The Wright family home after the Chicago years, and 30th most Popular. It has been described as the architect’s “autobiography in wood and stone.” It has a dour exterior but as usual the inside explodes with a celebration of space, light and integration with nature as the Wisconsin River Valley fills every window. There is a fascinating 3D HD tour of the house that is the next best thing to being there, the perfection, the astonishing look of “everything just so”, right down to the single horseshoe over one of the fireplaces. Local wood and stone somehow cohabit in harmony and balance with exotic statuary and huge Japanese prints. The thought suddenly occurs, “What is keeping this place up? The absence of walls and visible beams suggests an insight into Wright’s Byzantine thoughts, that is his tribute to the wide open spaces, the Frontier, which until the intrusion of the automobile defined the American psyche and its expression was a distinctly American style of architecture.

Taliesin Spring Green

1. Fallingwater (1935) -Mill Run, Pennsylvania
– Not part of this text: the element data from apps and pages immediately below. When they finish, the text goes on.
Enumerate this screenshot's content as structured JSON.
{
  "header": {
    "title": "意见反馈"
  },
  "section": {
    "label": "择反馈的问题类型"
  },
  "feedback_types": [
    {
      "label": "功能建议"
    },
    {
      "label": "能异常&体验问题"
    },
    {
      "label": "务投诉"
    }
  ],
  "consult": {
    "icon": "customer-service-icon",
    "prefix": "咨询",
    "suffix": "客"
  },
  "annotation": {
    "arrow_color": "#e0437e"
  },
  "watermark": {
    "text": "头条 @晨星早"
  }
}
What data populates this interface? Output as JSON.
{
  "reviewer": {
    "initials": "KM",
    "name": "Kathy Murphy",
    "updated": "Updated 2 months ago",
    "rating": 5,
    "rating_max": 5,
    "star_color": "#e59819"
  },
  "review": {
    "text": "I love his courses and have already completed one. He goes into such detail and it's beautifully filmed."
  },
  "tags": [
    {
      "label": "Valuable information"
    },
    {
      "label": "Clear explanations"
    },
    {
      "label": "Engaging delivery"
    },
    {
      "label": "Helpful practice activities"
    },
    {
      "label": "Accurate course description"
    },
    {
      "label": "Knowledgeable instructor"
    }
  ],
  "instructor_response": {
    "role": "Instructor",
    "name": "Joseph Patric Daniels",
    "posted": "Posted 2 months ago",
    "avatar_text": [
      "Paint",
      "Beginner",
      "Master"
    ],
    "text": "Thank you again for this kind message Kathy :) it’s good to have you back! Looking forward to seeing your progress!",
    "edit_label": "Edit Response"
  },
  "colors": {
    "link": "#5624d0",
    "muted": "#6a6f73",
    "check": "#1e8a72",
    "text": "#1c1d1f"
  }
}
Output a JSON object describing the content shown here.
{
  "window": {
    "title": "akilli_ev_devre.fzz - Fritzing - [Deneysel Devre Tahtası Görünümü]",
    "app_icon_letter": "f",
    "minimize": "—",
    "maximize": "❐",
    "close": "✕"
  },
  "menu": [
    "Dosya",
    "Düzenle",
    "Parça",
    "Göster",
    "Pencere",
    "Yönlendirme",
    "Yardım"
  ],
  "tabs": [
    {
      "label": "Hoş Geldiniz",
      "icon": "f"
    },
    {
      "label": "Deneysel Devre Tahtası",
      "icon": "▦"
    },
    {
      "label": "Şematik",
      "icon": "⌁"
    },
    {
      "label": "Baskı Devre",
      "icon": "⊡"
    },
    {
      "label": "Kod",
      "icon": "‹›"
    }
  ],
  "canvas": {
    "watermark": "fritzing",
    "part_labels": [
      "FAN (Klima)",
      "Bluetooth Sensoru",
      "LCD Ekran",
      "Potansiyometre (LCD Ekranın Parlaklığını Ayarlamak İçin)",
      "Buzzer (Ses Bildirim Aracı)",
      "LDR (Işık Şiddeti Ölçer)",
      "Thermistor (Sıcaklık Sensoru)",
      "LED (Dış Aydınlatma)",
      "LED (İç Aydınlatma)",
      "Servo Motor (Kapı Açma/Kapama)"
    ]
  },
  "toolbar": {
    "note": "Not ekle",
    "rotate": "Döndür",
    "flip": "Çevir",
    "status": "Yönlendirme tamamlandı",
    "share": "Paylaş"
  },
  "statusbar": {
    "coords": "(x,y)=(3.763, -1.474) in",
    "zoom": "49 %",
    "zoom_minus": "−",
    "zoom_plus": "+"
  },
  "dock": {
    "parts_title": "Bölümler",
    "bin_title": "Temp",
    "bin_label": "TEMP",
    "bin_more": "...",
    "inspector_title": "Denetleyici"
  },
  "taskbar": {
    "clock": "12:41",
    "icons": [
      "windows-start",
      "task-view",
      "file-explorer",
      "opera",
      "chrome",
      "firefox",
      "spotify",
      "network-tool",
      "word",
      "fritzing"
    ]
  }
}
The 39th Most Popular is audacious, outrageous genius, just like its creator. The Kaufmann’s were a wealthy Pittsburgh family whose department store was a huge success. They wanted a summer home on their patch of land 67 miles southwest of the city featuring their favorite view of the 30 ft. waterfall. They reach out to Wright who at his point was at the lowest point of his life, down and just about out. The Great Depression and Wright’s own erratic sometimes offensive behavior had left him without commissions, friends or money. Someone in his position might be expected to bend over backwards to please his life-saving client. But true to form, Wright shocked his patrons with a design that placed the home on top of the beloved falls whose view they were so looking forward to. It went the 1938 version of viral when unveiled as a magical place that appeared to be built on thin air jutting out over the falls. Wright said he wanted them to live with the falls, not just occasionally look at them. Deeply influenced by Japanese architecture while on a project in Tokyo, he was proud with the resulting harmonic coexistence of man and nature (although the risky design would lead to chronic problems requiring constant repair.) Wright seized his out of the blue chance at redemption and created his ultimate masterpiece, cementing his legacy as the greatest American architect of all time.

"Fallingwater - DSC05639" by Daderot - Own work. Licensed under CC0 via Wikimedia Commons.
Fallingwater – DSC05639” by DaderotOwn work. Licensed under CC0 via Wikimedia Commons.